The Defense Nuclear Facilities Safety Board has been an independent overseer of nuclear facilities throughout the country — including the Hanford Site — for nearly three decades.
But now there is a disturbing effort from inside the organization to dismantle it, or at the very least, significantly reduce its funding and influence.
DNFSB Chairman Sean Sullivan wrote a letter in June to the federal Office of Management and Budget, encouraging the elimination of the safety board by amending the Atomic Energy Act.
That Sullivan was named chairman of the DNFSB by President Donald Trump in January — and is now embracing the demise of an organization he leads — makes the recommendation particularly troubling.
Never miss a local story.
Rick Schapira, a former deputy general counsel for the safety board, said in a recent story by the Seattle Times: “It’s a pretty shocking letter. One could construe from it that he was appointed to undo the board.”
If that is the case (and that perception will be difficult to shake), then the board is now overly politicized, and that’s not what it should be.
If there are improvements that can be made to how the DNFSB operates, than they should be put in place. But the organization itself should not be abolished, or crippled to the point of being ineffective.
Even though Trump has made an executive order requiring agencies to come up with a plan to reorganize and reduce the number of federal workers, Sullivan’s easy willingness to let the DNFSB go is unsettling.
He called the nuclear safety board a “relic of the Cold War-era defense establishment” and said, “Although the board may have been helpful in providing adequate protection of public health and safety during its early years, that value today is provided only on the margins, while in the meantime the board’s independence permits the board to create myriad unnecessary costs for the Department of Energy.”

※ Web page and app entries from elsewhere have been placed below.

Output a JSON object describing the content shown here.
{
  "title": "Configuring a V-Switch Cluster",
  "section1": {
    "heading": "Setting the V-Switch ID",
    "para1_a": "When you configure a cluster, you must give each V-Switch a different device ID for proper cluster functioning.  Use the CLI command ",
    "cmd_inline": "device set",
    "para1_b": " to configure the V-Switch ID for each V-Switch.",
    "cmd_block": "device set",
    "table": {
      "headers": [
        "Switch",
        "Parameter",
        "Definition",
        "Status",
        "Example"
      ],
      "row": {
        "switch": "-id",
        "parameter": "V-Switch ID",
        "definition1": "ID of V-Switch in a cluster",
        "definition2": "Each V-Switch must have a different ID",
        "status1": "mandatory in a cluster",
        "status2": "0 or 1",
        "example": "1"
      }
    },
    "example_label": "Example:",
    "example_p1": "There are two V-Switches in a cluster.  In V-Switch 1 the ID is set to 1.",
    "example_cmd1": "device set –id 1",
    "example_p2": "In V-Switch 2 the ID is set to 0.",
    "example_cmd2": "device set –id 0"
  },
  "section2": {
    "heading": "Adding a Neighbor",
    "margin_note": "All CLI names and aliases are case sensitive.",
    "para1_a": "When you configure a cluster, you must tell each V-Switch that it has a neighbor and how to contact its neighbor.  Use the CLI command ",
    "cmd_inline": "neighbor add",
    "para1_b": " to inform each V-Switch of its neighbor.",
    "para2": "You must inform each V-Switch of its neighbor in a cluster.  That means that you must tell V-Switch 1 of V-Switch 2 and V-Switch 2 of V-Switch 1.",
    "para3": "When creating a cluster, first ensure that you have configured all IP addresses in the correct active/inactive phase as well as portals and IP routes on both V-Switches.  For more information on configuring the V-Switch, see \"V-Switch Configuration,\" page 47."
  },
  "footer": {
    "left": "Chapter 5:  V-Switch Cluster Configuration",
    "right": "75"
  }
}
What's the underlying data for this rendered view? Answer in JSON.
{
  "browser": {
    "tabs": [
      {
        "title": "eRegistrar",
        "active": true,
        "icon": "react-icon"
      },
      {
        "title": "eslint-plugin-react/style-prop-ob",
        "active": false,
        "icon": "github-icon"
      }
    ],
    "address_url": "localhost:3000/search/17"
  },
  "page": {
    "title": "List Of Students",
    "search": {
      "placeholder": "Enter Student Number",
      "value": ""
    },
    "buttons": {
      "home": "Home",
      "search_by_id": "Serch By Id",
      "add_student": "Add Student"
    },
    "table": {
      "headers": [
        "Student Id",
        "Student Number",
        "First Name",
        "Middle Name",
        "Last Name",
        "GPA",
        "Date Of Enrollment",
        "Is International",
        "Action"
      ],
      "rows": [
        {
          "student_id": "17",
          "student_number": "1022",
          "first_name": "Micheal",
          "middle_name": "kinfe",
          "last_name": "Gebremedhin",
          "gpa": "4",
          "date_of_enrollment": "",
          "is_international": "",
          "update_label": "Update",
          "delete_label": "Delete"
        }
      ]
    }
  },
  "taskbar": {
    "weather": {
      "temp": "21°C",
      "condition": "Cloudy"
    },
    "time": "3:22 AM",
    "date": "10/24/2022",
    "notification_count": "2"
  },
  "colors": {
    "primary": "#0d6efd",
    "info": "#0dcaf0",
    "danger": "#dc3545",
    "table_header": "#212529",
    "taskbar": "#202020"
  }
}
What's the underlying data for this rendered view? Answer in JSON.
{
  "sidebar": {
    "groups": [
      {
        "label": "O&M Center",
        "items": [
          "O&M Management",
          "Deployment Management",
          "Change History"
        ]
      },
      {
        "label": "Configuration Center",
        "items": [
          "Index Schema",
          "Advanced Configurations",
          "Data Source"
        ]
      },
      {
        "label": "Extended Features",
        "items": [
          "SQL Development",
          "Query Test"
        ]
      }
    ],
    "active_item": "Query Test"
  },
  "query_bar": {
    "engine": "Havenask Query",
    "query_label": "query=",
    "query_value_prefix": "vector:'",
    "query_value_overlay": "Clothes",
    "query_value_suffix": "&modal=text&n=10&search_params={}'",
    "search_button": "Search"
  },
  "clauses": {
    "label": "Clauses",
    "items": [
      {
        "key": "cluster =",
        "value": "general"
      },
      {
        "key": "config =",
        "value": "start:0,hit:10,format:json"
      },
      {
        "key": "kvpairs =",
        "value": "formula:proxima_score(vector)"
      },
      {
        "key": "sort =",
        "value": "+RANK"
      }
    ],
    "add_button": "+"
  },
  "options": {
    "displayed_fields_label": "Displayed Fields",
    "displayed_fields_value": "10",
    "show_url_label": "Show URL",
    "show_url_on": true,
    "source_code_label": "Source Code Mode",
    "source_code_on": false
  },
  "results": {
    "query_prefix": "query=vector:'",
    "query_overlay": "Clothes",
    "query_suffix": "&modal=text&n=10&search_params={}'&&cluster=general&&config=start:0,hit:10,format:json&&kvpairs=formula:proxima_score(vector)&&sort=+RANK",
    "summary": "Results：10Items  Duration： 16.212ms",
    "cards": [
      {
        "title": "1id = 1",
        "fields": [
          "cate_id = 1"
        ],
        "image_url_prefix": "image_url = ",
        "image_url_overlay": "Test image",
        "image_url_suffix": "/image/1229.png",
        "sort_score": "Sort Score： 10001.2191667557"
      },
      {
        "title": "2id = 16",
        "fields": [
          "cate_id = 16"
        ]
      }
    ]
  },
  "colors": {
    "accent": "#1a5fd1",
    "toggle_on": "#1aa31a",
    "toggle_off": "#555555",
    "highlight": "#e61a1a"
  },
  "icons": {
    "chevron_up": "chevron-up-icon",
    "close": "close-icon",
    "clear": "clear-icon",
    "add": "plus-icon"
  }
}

It is true DOE officials and contractors at times have found the nuclear safety board’s oversight exasperating and overcritical.
But the reason the safety board was created by Congress in 1988 was because lawmakers wanted to end DOE’s self-regulation, and protect against the proverbial “fox guarding the henhouse” and “Dracula guarding the blood bank.”
The DNFSB was established as an independent, government watchdog organization within the executive branch. Its founding purpose was to give the public more assurance that DOE’s defense nuclear facilities were constructed, operated and dismantled safely.
That objective is still relevant today.
Sullivan’s letter was made public this fall through a Freedom of Information Act request by the Center for Public Integrity, a nonprofit news agency based in Washington, D.C.
In the letter, he acknowledges he is speaking for himself, and not on behalf of other members of the DNFSB.
The board is made up of five members who are deemed experts in the field of nuclear safety, and who serve five-year terms. They are appointed by the president, and only three members of the same political party are allowed to serve at the same time.
Sullivan, a retired Navy submarine officer and Republican attorney, was appointed in 2012 by Former President Barack Obama before Trump made him chairman this year.
There are three other board members, all Democrats, who have denounced Sullivan’s position, and the other Republican board member has declined to comment, according to the Center for Public Integrity.
The safety board has no power to force DOE to take specific actions, but its reports are public and DOE officials must reply to concerns that are raised.
Sullivan said in his letter that eliminating the board and its staff would save the federal government $31 million a year, which is the motivating factor in his recommendation.
While he writes that DOE has “established its own internal oversight capabilities,” he also notes the safety board is the “only agency providing independent analysis, advice, and recommendations.”
And that is reason enough to keep it going.
Nuclear safety issues are still as frightening now as they were some 30 years ago. The board’s independent mission must be protected and allowed to continue.